SW Radio Africa
20 January 2014
The government’s plan to scrap ZBC listener’s licence fees has been criticized as yet another arbitrary decision taken without considering the fundamental problems besetting the state broadcaster. Permanent secretary for information, George Charamba, told a ZiFM radio strategic workshop in Inyanga last Friday that the government will soon be scrapping the listener’s licence fees.
At the moment the Broadcasting Services of Zimbabwe (BAZ) penalizes the possession of a radio or television signal receiver without a valid licence, and ZBC is the sole beneficiary of this law.
Charamba admitted to the ‘absurdity’ of the current law saying it suggested that ‘everyone’, including owners of phones, has to pay a licence fee.
But the move to scrap licence fees is widely seen as a strategy to woo the public towards the ZBC as opposed to improving the quality of the state broadcaster’s service.
Radio Dialogue director Debra Mabunda said it was folly for the government to expect people to now flock towards the state media, because people did not boycott ZBC because of licences in the first place.
She said: ‘The picture is much broader than the issue of licences; the people have deeper grievances with the ZBC and it is only when they (ZBC) up their game that the people will begin to think about taking them seriously.’
Mabunda added that even if the quality of ZBC’s service was to improve it will still take a long time before the people start taking the state broadcaster seriously. ‘The ZBC lost the people’s confidence a long time ago and so that confidence cannot just be regained by scrapping licences’, said Mabunda.
In an interview with SW Radio Africa, Mabunda said while the scrapping of fees was good news for ordinary people the move raises questions as to the government’s real intention.
She likened the move to scrap the licenses to the arbitrary decision to cancel the debts owed by the residents to local authorities, as it comes at a time when the ZBC is struggling to pay its workers and finance its programmes.
BAZ has over the years come under criticism for forcing the public to pay for the licences even when the people rely on other broadcasters, thanks to satellite dishes.

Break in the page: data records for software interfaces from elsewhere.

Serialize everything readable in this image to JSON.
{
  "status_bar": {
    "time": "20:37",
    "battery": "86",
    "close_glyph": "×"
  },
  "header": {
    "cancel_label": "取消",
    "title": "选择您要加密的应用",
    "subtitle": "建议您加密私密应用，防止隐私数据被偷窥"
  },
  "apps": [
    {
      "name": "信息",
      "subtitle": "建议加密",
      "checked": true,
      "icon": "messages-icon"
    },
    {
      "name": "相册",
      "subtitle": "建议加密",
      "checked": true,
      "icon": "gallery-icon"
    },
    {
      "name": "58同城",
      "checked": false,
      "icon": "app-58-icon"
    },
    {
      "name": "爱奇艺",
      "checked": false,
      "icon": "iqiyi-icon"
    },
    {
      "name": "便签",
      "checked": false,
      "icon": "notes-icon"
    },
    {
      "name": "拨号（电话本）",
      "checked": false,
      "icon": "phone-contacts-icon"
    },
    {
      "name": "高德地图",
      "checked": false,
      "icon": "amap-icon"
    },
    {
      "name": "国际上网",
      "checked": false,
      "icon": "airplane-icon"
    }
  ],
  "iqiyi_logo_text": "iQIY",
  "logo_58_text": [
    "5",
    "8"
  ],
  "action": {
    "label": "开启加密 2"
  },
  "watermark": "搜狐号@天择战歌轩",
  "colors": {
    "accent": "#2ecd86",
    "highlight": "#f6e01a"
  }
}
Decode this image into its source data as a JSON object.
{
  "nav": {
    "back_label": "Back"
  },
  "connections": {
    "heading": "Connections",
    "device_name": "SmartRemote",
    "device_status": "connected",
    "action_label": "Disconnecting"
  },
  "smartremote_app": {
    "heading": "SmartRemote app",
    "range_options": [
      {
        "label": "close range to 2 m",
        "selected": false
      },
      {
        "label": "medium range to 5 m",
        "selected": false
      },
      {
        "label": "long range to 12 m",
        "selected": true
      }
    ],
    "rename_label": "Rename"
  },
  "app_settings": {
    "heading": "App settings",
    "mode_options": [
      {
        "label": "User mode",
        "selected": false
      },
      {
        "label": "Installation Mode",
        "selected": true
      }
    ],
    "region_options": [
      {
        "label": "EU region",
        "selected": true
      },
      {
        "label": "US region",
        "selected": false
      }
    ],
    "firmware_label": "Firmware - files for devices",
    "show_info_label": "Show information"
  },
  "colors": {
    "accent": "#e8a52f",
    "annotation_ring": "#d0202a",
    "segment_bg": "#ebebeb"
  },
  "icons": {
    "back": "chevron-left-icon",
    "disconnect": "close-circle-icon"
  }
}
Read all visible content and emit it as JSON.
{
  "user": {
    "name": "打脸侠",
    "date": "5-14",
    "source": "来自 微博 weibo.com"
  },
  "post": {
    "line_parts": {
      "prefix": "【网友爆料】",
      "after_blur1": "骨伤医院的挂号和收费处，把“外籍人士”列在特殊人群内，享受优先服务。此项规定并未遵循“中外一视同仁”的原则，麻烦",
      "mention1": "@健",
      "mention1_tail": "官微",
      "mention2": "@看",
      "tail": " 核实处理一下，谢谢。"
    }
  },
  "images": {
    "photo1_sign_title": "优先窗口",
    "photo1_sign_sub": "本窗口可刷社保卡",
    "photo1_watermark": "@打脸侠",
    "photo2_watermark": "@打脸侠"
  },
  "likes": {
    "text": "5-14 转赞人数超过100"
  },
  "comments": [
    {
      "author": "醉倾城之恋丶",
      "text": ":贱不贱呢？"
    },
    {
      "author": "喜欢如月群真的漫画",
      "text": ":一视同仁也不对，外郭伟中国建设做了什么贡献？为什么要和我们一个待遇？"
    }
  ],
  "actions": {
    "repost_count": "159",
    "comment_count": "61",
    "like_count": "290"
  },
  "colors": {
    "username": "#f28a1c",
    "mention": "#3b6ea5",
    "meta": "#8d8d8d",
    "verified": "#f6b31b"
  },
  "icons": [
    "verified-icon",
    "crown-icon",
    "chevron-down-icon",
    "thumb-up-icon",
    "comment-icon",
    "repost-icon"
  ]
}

Only last year MDC legislator for Harare West, Jessie Majome, took BAZ to court over the issue of licences. She argued that it was her right to boycott the licence fee because ZBC was biased against her party.